Tellingly the popularity of ATMs in Portugal may not necessarily have anything to do with cash.
“Cash machines in Portugal are part of a fully integrated cross-bank network,” says Payments UK’s Cash and Cash Machines report.
“This has allowed a number of innovations offering a range of other bank-related functions and services, such as cash and cheque deposits and also other services such as cinema and concert ticket purchases, tax payments, bill payments, and mobile phone top-ups.”
So what new technology is coming along to replace the button-operated ATMs?
One of the major international ATM manufacturers and software suppliers, NCR, has just started marketing its latest “self-service” machine.
It claims users will never look at an ATM in the same way again – mainly owing to the fact that they think they are looking at a tablet computer.
Functions allow the customer to swipe, pinch and zoom on the colourful 19-inch screen, just like on a tablet. And there is a video banking option to allow people to talk to bank staff.
Instead of fighting against the advance of smartphones, it also allows people to complete withdrawals or transactions that they started on their phone.
It has already been installed in drive-throughs in the US, and Rachel Nash, area director of NCR, says that it will soon be seen across the UK, Europe, then Australia and New Zealand and onwards.
“It bridges the gap between the mobile-first customer and those who want nothing to do with it [digital banking],” she says.
ATM use around the world
- As of 2014, Russia had the highest number of cash machines per one million inhabitants than any European country

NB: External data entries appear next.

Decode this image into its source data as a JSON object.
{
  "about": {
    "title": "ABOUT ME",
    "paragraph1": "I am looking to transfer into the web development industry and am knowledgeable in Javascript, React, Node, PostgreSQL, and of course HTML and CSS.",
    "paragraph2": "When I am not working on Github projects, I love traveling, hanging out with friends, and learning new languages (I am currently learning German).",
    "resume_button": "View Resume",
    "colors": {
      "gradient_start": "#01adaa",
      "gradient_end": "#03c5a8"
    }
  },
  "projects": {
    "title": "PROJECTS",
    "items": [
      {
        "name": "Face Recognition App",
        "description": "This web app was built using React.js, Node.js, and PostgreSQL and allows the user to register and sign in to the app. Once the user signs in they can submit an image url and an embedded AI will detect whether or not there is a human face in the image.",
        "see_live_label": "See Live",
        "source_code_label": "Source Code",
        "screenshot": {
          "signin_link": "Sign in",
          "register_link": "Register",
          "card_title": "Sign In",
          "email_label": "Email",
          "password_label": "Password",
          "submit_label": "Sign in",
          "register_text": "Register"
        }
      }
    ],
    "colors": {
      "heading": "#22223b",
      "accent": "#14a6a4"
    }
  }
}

- In Western Europe, Portugal had 1,516 ATMs per one million people in 2014. The UK had 1,074, while the average in the EU was 960

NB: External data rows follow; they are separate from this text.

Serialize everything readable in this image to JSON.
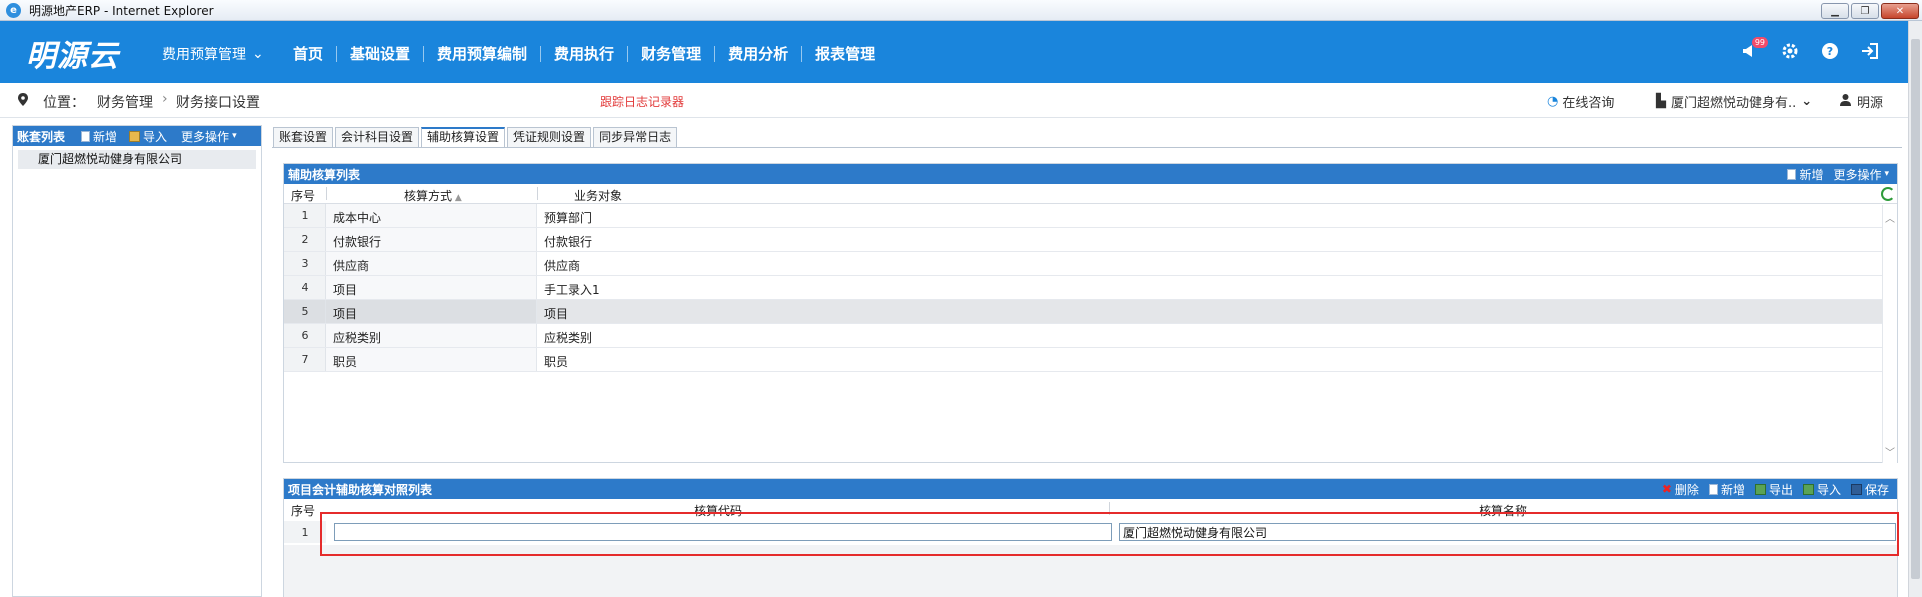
{
  "window": {
    "title": "明源地产ERP - Internet Explorer"
  },
  "header": {
    "brand": "明源云",
    "module_selector": "费用预算管理",
    "nav": [
      "首页",
      "基础设置",
      "费用预算编制",
      "费用执行",
      "财务管理",
      "费用分析",
      "报表管理"
    ],
    "notification_count": "99",
    "accent_color": "#1a85dc"
  },
  "breadcrumb": {
    "label": "位置：",
    "items": [
      "财务管理",
      "财务接口设置"
    ],
    "trace_link": "跟踪日志记录器",
    "online": "在线咨询",
    "org": "厦门超燃悦动健身有..",
    "user": "明源"
  },
  "left_panel": {
    "title": "账套列表",
    "add": "新增",
    "import": "导入",
    "more": "更多操作",
    "items": [
      "厦门超燃悦动健身有限公司"
    ]
  },
  "tabs": [
    "账套设置",
    "会计科目设置",
    "辅助核算设置",
    "凭证规则设置",
    "同步异常日志"
  ],
  "grid1": {
    "title": "辅助核算列表",
    "add": "新增",
    "more": "更多操作",
    "columns": [
      "序号",
      "核算方式",
      "业务对象"
    ],
    "rows": [
      {
        "no": "1",
        "method": "成本中心",
        "object": "预算部门"
      },
      {
        "no": "2",
        "method": "付款银行",
        "object": "付款银行"
      },
      {
        "no": "3",
        "method": "供应商",
        "object": "供应商"
      },
      {
        "no": "4",
        "method": "项目",
        "object": "手工录入1"
      },
      {
        "no": "5",
        "method": "项目",
        "object": "项目"
      },
      {
        "no": "6",
        "method": "应税类别",
        "object": "应税类别"
      },
      {
        "no": "7",
        "method": "职员",
        "object": "职员"
      }
    ],
    "selected_row": 5
  },
  "grid2": {
    "title": "项目会计辅助核算对照列表",
    "ops": [
      "删除",
      "新增",
      "导出",
      "导入",
      "保存"
    ],
    "columns": [
      "序号",
      "核算代码",
      "核算名称"
    ],
    "rows": [
      {
        "no": "1",
        "code": "",
        "name": "厦门超燃悦动健身有限公司"
      }
    ]
  }
}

- The UK recorded 54 cash machine withdrawals per person in 2014 – the highest in the world
- Germany and Belgium have the largest amount of cash withdrawn per adult in Western Europe. Adults in these countries on average withdraw over £3,500 a year from cash machines
- India has the lowest value of cash machine withdrawals with less than £270 per adult a year. However, this value has slowly increased over the past few years
Source: Payments UK
NCR says its research shows that 80% of the transactions typically completed inside a physical branch can be completed through a video teller at an ATM.
“This is perfect to leave behind when a branch closes,” says Ms Nash. “It is a bank in a box.”
This is one of many new ATM designs on the market. But some argue that the ATM will never beat the smartphone as the hardware of choice when managing our financial affairs in the future.
Greg McBride, chief financial analyst at Bankrate.com, says: “ATMs will continue to evolve in terms of functionality, with increased use of the phone to access cash via the ATM.
“While the long-term viability of ATMs might be threatened by a move to a cashless society, it is too soon to put them on the endangered species list.”
He points out that if and when ATM usage declines in the US, fees are likely to rise for customers who use machines not in their bank’s network.
But Robert Wardrop, co-founder of the Cambridge Centre for Alternative Finance based at the Cambridge Judge Business School, believes that as smartphone digital wallets become more convenient, so cash machine use will decline.
Given that such technology has been in place for some time, only privacy concerns and regulation have stopped that happening sooner.
Some people still value the anonymity of cash, he says.
“[Digitally] all your transactions are transparent, so those worried about a Big Brother world will push back against that.”
So consumer preferences will ultimately determine the future of cash machines and, indeed, cash itself.
The power lies with those shoppers standing in line, and how they decide to pay.